#### [AIM OF THE EXERCISE]
Please print exactly the lines running from the one that contains "What's the underlying" to the end of the data, with both lines included.

Segment Start: DATASET

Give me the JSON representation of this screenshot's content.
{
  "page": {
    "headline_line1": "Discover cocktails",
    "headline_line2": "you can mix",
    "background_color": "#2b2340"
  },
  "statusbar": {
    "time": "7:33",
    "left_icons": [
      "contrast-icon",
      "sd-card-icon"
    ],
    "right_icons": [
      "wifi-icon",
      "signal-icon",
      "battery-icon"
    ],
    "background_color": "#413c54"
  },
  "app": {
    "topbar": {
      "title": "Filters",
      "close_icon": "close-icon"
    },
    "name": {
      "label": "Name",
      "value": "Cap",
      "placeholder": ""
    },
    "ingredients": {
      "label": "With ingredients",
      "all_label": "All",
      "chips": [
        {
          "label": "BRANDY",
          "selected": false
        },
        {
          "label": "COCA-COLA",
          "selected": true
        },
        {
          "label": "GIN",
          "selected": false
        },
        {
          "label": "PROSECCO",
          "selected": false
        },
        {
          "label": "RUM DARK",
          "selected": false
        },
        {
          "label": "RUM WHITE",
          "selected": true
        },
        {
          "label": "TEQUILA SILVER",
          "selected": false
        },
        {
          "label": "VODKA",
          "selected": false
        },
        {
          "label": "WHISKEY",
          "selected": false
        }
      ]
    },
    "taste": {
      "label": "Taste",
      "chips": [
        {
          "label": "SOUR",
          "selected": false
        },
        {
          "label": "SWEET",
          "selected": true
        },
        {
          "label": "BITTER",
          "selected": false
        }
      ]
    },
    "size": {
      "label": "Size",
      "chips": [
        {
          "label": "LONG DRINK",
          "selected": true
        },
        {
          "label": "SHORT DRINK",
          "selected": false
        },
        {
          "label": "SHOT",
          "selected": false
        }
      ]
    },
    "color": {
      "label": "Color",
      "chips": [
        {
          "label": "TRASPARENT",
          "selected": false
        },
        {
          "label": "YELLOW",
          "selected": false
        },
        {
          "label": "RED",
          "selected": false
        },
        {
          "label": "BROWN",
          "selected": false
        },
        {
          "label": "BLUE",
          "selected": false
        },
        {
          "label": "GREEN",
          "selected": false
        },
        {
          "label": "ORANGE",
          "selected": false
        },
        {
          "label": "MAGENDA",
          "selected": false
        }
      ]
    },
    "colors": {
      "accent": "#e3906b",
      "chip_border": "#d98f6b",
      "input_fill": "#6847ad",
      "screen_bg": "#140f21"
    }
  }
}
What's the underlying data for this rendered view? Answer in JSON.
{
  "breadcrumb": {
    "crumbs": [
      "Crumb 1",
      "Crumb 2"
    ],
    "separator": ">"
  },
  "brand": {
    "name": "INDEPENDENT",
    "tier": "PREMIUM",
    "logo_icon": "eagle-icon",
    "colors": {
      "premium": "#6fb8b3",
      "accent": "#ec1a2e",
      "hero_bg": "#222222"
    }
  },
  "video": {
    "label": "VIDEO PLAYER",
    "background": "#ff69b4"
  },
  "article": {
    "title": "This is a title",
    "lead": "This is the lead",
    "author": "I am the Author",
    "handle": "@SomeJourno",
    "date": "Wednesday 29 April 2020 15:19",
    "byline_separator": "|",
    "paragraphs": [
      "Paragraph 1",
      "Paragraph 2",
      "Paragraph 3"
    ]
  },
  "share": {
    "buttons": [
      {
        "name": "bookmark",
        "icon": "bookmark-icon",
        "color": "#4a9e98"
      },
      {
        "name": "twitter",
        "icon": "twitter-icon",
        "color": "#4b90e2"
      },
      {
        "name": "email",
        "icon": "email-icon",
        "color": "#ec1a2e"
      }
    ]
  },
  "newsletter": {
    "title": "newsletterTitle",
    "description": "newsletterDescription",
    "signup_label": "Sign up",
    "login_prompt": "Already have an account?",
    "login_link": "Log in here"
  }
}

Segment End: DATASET

#### [ANSWER AREA]
What's the underlying data for this rendered view? Answer in JSON.
{
  "breadcrumb": {
    "crumbs": [
      "Crumb 1",
      "Crumb 2"
    ],
    "separator": ">"
  },
  "brand": {
    "name": "INDEPENDENT",
    "tier": "PREMIUM",
    "logo_icon": "eagle-icon",
    "colors": {
      "premium": "#6fb8b3",
      "accent": "#ec1a2e",
      "hero_bg": "#222222"
    }
  },
  "video": {
    "label": "VIDEO PLAYER",
    "background": "#ff69b4"
  },
  "article": {
    "title": "This is a title",
    "lead": "This is the lead",
    "author": "I am the Author",
    "handle": "@SomeJourno",
    "date": "Wednesday 29 April 2020 15:19",
    "byline_separator": "|",
    "paragraphs": [
      "Paragraph 1",
      "Paragraph 2",
      "Paragraph 3"
    ]
  },
  "share": {
    "buttons": [
      {
        "name": "bookmark",
        "icon": "bookmark-icon",
        "color": "#4a9e98"
      },
      {
        "name": "twitter",
        "icon": "twitter-icon",
        "color": "#4b90e2"
      },
      {
        "name": "email",
        "icon": "email-icon",
        "color": "#ec1a2e"
      }
    ]
  },
  "newsletter": {
    "title": "newsletterTitle",
    "description": "newsletterDescription",
    "signup_label": "Sign up",
    "login_prompt": "Already have an account?",
    "login_link": "Log in here"
  }
}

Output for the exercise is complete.